The crook of the ‘Y’ junction where the memorial is sited is apt in how it represents the coming together of the ‘branches’ which are oriented towards the parishes from which people are being remembered. Within the gathering there were people who were never at sea in the sense that those being remembered were; this group were there out of solidarity with the relatives of the sea. Some visitors to the area who happened to walk in to the event decided to stop and linger; I and some friends were present because we visited the area at that time every year. Whatever road or reason brought us there we would all for a while share common thoughts and unite with the core group in remembrance of the ones they lost.
As a sailor I can say that I am aware of the sea; I dare say that I know it and would not presume to have the competence to describe it. But I have experienced its behaviour through a range of moods: from timid to boisterous, from challenging to downright mean. The sea owes us nothing and it will in cooperation with its fuelled-up ally the wind; treat us with contempt for being presumptuous about our assumed knowledge of its plan. The sea does not always vent its fury while claiming a soul; it can at its most benign, sneak up on one when least expected and take its prize – the depth of loss for the bereaved is the same regardless of which guise the sea presents. In many cases the sea does not give back what it takes and these selfish interludes exacerbate the grief and helplessness of the bereaved.
For those who make a living from the sea there is a concomitant risk which ghostly prevails in their terms of employment. These men have to take on board the challenge of the sea and with that its risks and unpredictability. The coastline of Ireland is dotted with fishing towns where tragedy has befallen the men who stood on the decks of boats as they toiled in the throes of intemperate weather and unforgiving seas. They are a tenacious and tough breed those who rise to the challenge each day. Then that one day comes when the elements conspire to deprive them; to call a halt as it were to their noble endeavour, and sometimes perhaps to punish their intransigence.
As a sailor, one who uses the sea for leisure, I am always supremely aware when setting out on a voyage that I am not in charge, that I am in the hands of the sea – to the point even that when I am telling family or friends of an ETA at a particular port I say: ‘I hope to be in Valentia…….’ or, ‘I hope to be in Oileán Chléire…….’ at a particular date or time. Never do I say that I will be in such a place. I do not take my voyage for granted and I am sure that the same holds for the myriad users: fishermen, ferrymen, passengers, sailors and all other seagoing souls.
The memorial is quiet today and this is how it will be into the future, as it should be, a place of private reflection.
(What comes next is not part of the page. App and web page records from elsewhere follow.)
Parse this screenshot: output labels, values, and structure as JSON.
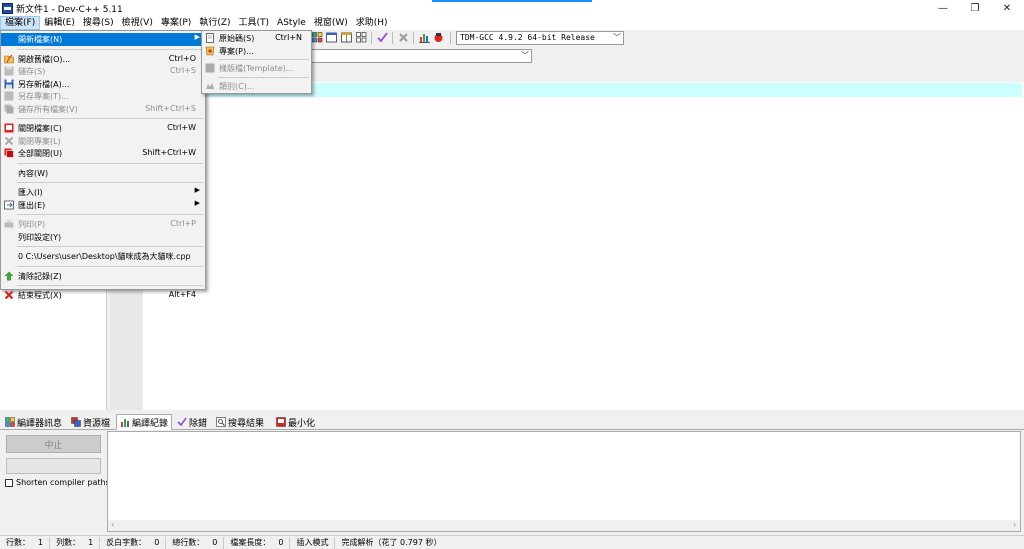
{
  "window": {
    "title": "新文件1 - Dev-C++ 5.11",
    "controls": {
      "minimize": "—",
      "maximize": "❐",
      "close": "✕"
    }
  },
  "colors": {
    "menu_highlight": "#0078d7",
    "current_line": "#ccffff",
    "title_accent": "#1e90ff",
    "clear_icon": "#3aa53a",
    "exit_icon": "#e02020"
  },
  "menubar": {
    "items": [
      "檔案(F)",
      "編輯(E)",
      "搜尋(S)",
      "檢視(V)",
      "專案(P)",
      "執行(Z)",
      "工具(T)",
      "AStyle",
      "視窗(W)",
      "求助(H)"
    ]
  },
  "toolbar": {
    "compiler": "TDM-GCC 4.9.2 64-bit Release"
  },
  "file_menu": {
    "new": {
      "label": "開新檔案(N)"
    },
    "open": {
      "label": "開啟舊檔(O)...",
      "shortcut": "Ctrl+O"
    },
    "save": {
      "label": "儲存(S)",
      "shortcut": "Ctrl+S"
    },
    "save_as": {
      "label": "另存新檔(A)..."
    },
    "save_project_as": {
      "label": "另存專案(T)..."
    },
    "save_all": {
      "label": "儲存所有檔案(V)",
      "shortcut": "Shift+Ctrl+S"
    },
    "close": {
      "label": "關閉檔案(C)",
      "shortcut": "Ctrl+W"
    },
    "close_project": {
      "label": "關閉專案(L)"
    },
    "close_all": {
      "label": "全部關閉(U)",
      "shortcut": "Shift+Ctrl+W"
    },
    "properties": {
      "label": "內容(W)"
    },
    "import": {
      "label": "匯入(I)"
    },
    "export": {
      "label": "匯出(E)"
    },
    "print": {
      "label": "列印(P)",
      "shortcut": "Ctrl+P"
    },
    "print_setup": {
      "label": "列印設定(Y)"
    },
    "recent": {
      "label": "0 C:\\Users\\user\\Desktop\\貓咪成為大貓咪.cpp"
    },
    "clear_history": {
      "label": "清除記錄(Z)"
    },
    "exit": {
      "label": "結束程式(X)",
      "shortcut": "Alt+F4"
    }
  },
  "new_submenu": {
    "source": {
      "label": "原始碼(S)",
      "shortcut": "Ctrl+N"
    },
    "project": {
      "label": "專案(P)..."
    },
    "template": {
      "label": "樣版檔(Template)..."
    },
    "class": {
      "label": "類別(C)..."
    }
  },
  "bottom_tabs": [
    "編譯器訊息",
    "資源檔",
    "編譯紀錄",
    "除錯",
    "搜尋結果",
    "最小化"
  ],
  "compile_panel": {
    "abort_label": "中止",
    "shorten_label": "Shorten compiler paths"
  },
  "statusbar": {
    "line_label": "行數：",
    "line_value": "1",
    "col_label": "列數：",
    "col_value": "1",
    "sel_label": "反白字數：",
    "sel_value": "0",
    "lines_label": "總行數：",
    "lines_value": "0",
    "length_label": "檔案長度：",
    "length_value": "0",
    "mode": "插入模式",
    "parse": "完成解析（花了 0.797 秒）"
  }
}
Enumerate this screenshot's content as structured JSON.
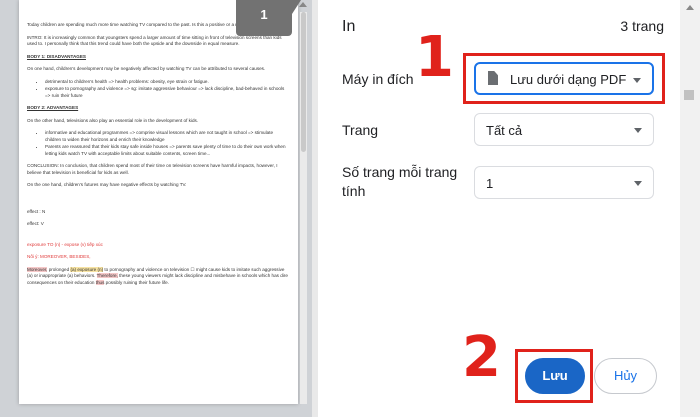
{
  "preview": {
    "page_badge": "1",
    "doc": {
      "intro": "Today children are spending much more time watching TV compared to the past. Is this a positive or a negative change?",
      "intro2": "INTRO: It is increasingly common that youngsters spend a larger amount of time sitting in front of television screens than kids used to. I personally think that this trend could have both the upside and the downside in equal measure.",
      "body1_head": "BODY 1: DISADVANTAGES",
      "body1_p": "On one hand, children’s development may be negatively affected by watching TV can be attributed to several causes.",
      "body1_items": [
        "detrimental to children’s health => health problems: obesity, eye strain or fatigue.",
        "exposure to pornography and violence => sg: imitate aggressive behaviour => lack discipline, bad-behaved in schools => ruin their future"
      ],
      "body2_head": "BODY 2: ADVANTAGES",
      "body2_p": "On the other hand, televisions also play an essential role in the development of kids.",
      "body2_items": [
        "informative and educational programmes => comprise visual lessons which are not taught in school => stimulate children to widen their horizons and enrich their knowledge",
        "Parents are reassured that their kids stay safe inside houses => parents save plenty of time to do their own work when letting kids watch TV with acceptable limits about suitable contents, screen time..."
      ],
      "conclusion": "CONCLUSION: In conclusion, that children spend most of their time on television screens have harmful impacts, however, I believe that television is beneficial for kids as well.",
      "onehand": "On the one hand, children’s futures may have negative effects by watching TV.",
      "effect_n": "effect : N",
      "effect_v": "effect: V",
      "red1": "exposure TO (n) - expose (v) tiếp xúc",
      "red2": "Nối ý: MOREOVER, BESIDES,",
      "final_a": "Moreover,",
      "final_b": " prolonged ",
      "final_c": "(a) exposure (n)",
      "final_d": " to pornography and violence on television ",
      "final_e": "☐",
      "final_f": " might cause kids to imitate such aggressive (a) or inappropriate (a) behaviors. ",
      "final_g": "Therefore,",
      "final_h": " these young viewers might lack discipline and misbehave in schools which has dire consequences on their education",
      "final_i": "thus",
      "final_j": " possibly ruining their future life."
    }
  },
  "panel": {
    "title": "In",
    "page_count": "3 trang",
    "destination_label": "Máy in đích",
    "destination_value": "Lưu dưới dạng PDF",
    "pages_label": "Trang",
    "pages_value": "Tất cả",
    "per_sheet_label": "Số trang mỗi trang tính",
    "per_sheet_value": "1",
    "save_label": "Lưu",
    "cancel_label": "Hủy",
    "step1": "1",
    "step2": "2"
  },
  "colors": {
    "accent": "#1a73e8",
    "annotation": "#e0221b"
  }
}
Many will come in their own time to seek out a name; some will come from far-off communities which have their own memorial and identify with the need which established this one. It would be imprudent to think that no more names will be added to the granite here, but a fervent wish prevails that, in view of our much improved coastal and lifeboat services and the camaraderie of all seafarers, the carver’s chisel will long remain redundant. I asked a couple just arrived if they were at yesterday’s ceremony: ‘No, we couldn’t come down, it would have been too sad.’
I look to the harbour and see boats moving about; our marriage with the sea will continue, it is a partnership long embedded in our psyche; as an island nation we go to sea. I walk towards the pier to board my own vessel; I look back once to the crossroads and see a new arrival bearing a wreath; they will come in silence to honour the lost.
John O’Connor – Published in The Southern Star, Aug., 2012.